Effectively embedding digital initiatives in your organizations strategy and your strategic planning is challenging in its own right as well as driving your digital transformation. It is often an exciting and equally challenging journey and more often than not seemingly less important items fall by the wayside—one of which is cybersecurity. As you are embarking on this exciting journey the last thing you want to be doing is dealing with distant threats such as security, right? Yet a nagging voice in your head wonders, “Are these security threats so distant?”
While we have observed this repeatedly in our client engagements, we would argue that these threats are as real and potentially just as impactful as a failing digital initiative. Not convinced? Let us review some facts.

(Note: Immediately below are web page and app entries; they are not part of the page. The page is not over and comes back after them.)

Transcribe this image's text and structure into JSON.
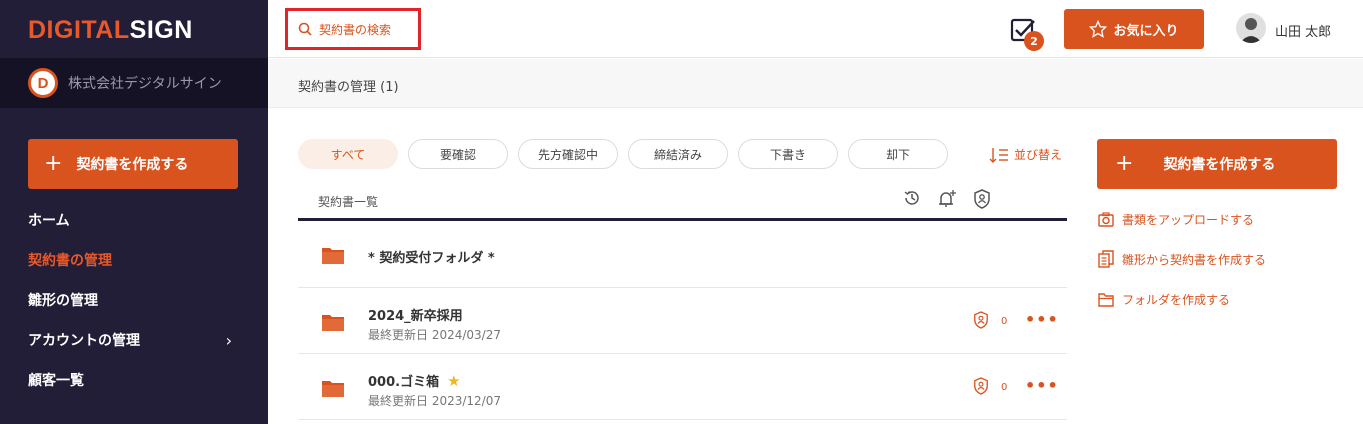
{
  "sidebar": {
    "logo_part1": "DIGITAL",
    "logo_part2": "SIGN",
    "company_initial": "D",
    "company_name": "株式会社デジタルサイン",
    "create_label": "契約書を作成する",
    "nav": [
      {
        "label": "ホーム"
      },
      {
        "label": "契約書の管理"
      },
      {
        "label": "雛形の管理"
      },
      {
        "label": "アカウントの管理"
      },
      {
        "label": "顧客一覧"
      }
    ]
  },
  "header": {
    "search_placeholder": "契約書の検索",
    "task_badge": "2",
    "favorite_label": "お気に入り",
    "user_name": "山田 太郎"
  },
  "page": {
    "title": "契約書の管理 (1)"
  },
  "filters": {
    "tabs": [
      "すべて",
      "要確認",
      "先方確認中",
      "締結済み",
      "下書き",
      "却下"
    ],
    "sort_label": "並び替え"
  },
  "list": {
    "header_label": "契約書一覧",
    "rows": [
      {
        "title": "* 契約受付フォルダ *"
      },
      {
        "title": "2024_新卒採用",
        "updated": "最終更新日 2024/03/27",
        "count": "0"
      },
      {
        "title": "000.ゴミ箱",
        "updated": "最終更新日 2023/12/07",
        "count": "0"
      }
    ]
  },
  "right_panel": {
    "create_label": "契約書を作成する",
    "actions": [
      {
        "label": "書類をアップロードする"
      },
      {
        "label": "雛形から契約書を作成する"
      },
      {
        "label": "フォルダを作成する"
      }
    ]
  },
  "colors": {
    "accent": "#d9531e",
    "sidebar_bg": "#221e38",
    "highlight": "#e0242a",
    "star": "#f3b51c"
  }
}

A report from Malwarebytes’ “Cybercrime Tactics and Techniques Q1 2019” shows a rise of over 500% in ransomware attacks in Q1/2018 alone and an increase of Trojan’s by over 600% in the same period. These are stunning numbers that no one can ignore. And the trend is continuing which is also part of the reason why legislators are starting to force critical infrastructure providers to take this threat seriously. A good recent example is the EU NIS directive that requires member states to have a Computer Emergency Response Team that coordinates also at an EU level as well as mandatory measures that must be taken by critical infrastructure providers such as telecom operators, banks, healthcare institutions, etc. This is just one indication that things are serious. A recent article published by the Swiss “Neue Zürcher Zeitung” made the statistics of companies affected and associated losses very real by describing the case of a Swiss SME affected by ransomware and how the company just barely managed to survive what started as a seemingly harmless hiccup of one of the IT systems.

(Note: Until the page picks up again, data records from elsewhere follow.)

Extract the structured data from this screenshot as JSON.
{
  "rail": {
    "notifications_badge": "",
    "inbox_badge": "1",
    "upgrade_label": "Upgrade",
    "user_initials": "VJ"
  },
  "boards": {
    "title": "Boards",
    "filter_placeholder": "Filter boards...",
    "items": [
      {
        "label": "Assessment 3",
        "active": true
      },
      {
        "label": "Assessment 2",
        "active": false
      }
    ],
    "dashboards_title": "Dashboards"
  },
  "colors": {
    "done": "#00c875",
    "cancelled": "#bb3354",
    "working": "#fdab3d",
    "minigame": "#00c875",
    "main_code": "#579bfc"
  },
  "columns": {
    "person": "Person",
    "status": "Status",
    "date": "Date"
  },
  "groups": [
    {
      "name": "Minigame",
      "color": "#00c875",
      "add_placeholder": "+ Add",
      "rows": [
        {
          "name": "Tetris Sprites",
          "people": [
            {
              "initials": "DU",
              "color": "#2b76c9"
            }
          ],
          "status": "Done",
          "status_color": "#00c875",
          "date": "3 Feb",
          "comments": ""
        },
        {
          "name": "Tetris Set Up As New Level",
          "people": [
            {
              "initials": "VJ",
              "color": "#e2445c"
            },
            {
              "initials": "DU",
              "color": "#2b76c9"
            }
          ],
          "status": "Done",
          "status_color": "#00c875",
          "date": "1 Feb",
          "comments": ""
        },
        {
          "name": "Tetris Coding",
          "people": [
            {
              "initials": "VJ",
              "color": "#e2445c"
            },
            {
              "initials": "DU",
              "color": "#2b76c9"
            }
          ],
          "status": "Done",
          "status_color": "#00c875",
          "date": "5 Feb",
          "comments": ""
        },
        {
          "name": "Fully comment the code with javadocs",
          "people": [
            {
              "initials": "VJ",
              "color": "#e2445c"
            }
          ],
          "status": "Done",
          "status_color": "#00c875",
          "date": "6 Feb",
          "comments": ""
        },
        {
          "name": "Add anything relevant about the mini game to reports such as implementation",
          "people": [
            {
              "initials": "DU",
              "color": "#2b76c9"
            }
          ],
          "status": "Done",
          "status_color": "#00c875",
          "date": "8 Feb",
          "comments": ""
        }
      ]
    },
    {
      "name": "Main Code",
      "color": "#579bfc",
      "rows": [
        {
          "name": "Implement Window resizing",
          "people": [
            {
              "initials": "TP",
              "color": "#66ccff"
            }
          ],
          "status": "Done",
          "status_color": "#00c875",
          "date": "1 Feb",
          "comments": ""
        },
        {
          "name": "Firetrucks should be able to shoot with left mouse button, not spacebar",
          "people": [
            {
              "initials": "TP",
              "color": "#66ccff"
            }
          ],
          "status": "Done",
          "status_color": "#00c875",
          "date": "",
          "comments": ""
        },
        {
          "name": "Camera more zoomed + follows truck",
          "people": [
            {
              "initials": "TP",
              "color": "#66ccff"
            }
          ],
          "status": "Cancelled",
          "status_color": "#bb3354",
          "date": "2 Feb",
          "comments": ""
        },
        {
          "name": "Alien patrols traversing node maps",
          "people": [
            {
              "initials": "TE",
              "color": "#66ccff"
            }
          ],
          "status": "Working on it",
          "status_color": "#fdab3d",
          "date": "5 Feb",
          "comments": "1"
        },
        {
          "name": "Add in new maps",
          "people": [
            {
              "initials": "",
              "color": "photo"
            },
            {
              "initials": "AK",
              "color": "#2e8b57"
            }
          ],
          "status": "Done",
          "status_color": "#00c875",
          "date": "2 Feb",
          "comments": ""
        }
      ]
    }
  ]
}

So what can you as an SME do about this you may ask? A lot! For starters, start taking this threat seriously and ensure that you have measures in place to protect yourself and to deal with a possible “worst case scenario”. Being prepared is half the work. Second, ensure your team is trained, not just once but regularly, and understands the importance, the threat and how to recognize and report potential issues quickly. Finally, as exciting as your digital initiatives are, never leave cybersecurity and data privacy by the wayside. They are not an afterthought, but an integral part of your strategy execution and digital transformation.
[The Directive on security of network and information systems (NIS Directive)](https://ec.europa.eu/digital-single-market/en/network-andinformation-security-nis-directive)
[Wie ein Schweizer KMU ohne Lösegeld, dafür mit Militärtaktik einen Hackerangriff überlebt hat](https://www.nzz.ch/wirtschaft/cyberangriff-auf-schweizer-firma-offix-ein-kampf-ums-ueberleben-ld.1492862)
[Why the European Union Network Information Security (NIS) Directive should be on your Radar](https://konekti.us/2020/02/26/eu-nisdirective.html)